Chris Allan has compiled five booklets of what he calls the “Eyewitness Series.”  They are being made available on the Alaska Historical Society’s website. Chris’s intent with the first four booklets is to showcase voices of the past: “I wanted to get away from the traditional historian’s narrative form where primary sources play a secondary or tertiary role behind the historian’s voice and analysis. I like the idea of people hearing history from the eyewitnesses. In each case, I was so impressed with what was available in digitized newspapers that I wanted to share it.” His booklet about mining operations at Coal Creek and Woodchopper Creek does the same as the others but allows photographers from the 1930s to tell the story.
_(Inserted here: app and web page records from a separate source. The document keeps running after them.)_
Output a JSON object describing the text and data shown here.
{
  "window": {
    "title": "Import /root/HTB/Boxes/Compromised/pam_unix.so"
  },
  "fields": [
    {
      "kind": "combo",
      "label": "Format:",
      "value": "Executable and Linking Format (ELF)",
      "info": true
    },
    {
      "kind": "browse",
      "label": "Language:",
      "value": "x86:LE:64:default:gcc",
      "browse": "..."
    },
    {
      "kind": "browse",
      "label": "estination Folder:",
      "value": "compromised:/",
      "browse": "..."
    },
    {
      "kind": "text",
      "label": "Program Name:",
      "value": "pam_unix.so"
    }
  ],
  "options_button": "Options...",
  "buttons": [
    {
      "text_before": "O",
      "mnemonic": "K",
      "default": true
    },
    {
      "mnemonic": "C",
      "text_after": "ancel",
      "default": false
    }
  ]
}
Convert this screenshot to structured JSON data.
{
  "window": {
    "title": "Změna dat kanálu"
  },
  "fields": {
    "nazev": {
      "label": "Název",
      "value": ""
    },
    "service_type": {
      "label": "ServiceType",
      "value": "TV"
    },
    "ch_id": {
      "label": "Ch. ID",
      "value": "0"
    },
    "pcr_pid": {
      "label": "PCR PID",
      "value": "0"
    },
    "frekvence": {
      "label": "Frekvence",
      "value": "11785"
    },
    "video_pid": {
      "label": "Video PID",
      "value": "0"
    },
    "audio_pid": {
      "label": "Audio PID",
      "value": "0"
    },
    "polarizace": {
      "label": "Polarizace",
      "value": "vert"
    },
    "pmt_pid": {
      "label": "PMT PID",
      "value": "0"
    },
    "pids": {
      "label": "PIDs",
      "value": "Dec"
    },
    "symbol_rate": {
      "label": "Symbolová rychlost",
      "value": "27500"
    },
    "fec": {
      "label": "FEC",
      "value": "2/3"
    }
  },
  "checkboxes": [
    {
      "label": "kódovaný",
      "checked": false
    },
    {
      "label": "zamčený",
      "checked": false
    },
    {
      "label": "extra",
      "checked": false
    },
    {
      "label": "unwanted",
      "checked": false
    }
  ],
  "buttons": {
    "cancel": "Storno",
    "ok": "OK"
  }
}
Each booklet includes advertisements, early maps, paintings, drawings and photographs previously unpublished or never collected in the same place.

Hoping to stimulate others to undertake new investigations, Chris also prepared a guide called “The Newspaper Bonanza: How to Discover Alaska’s Past in Newspaper Databases.”

The booklets are:

Eyewitness Series #1: American Side of the Line: Eagle City’s Origins as an Alaskan Gold Rush Town as Seen in Newspapers and Letters, 1897-1899, a collection from the town’s first year during the Klondike Gold Rush.

Eyewitness Series #2: As the Old Flag Came Down: Eyewitness Accounts of the October 18, 1867 Alaska Transfer Ceremony, a collection of sources describing the ceremony at Sitka after the United States purchased Alaska from Russia.

Eyewitness Series #3: A Rough and Tumble Country: Juneau’s Origins as Alaska’s First Gold Mining Boomtown as Described by Eyewitnesses, 1880-1881, a collaboration with Mark Kirchhoff about the discovery of gold in Gastineau Channel and the evolution of what would become Alaska’s capital city.

Eyewitness Series #4: Of Gold and Gravel: A Pictorial History of Mining Operations at Coal Creek and Woodchopper Creek, 1934-1938, Yukon-Charley Rivers National Preserve, a collection of seventy-five photographs illustrating the construction of two mining camps and two gold dredges in Alaska’s backcountry.

Eyewitness Series #5: A River’s Many Faces: Depictions of Life on the Yukon River by Charles O. Farciot and Willis E. Everette, 1882-1885, a collection of photographs and drawings offering glimpses of an Indigenous world shaped by fur trading companies and, increasingly, by outsiders searching for gold.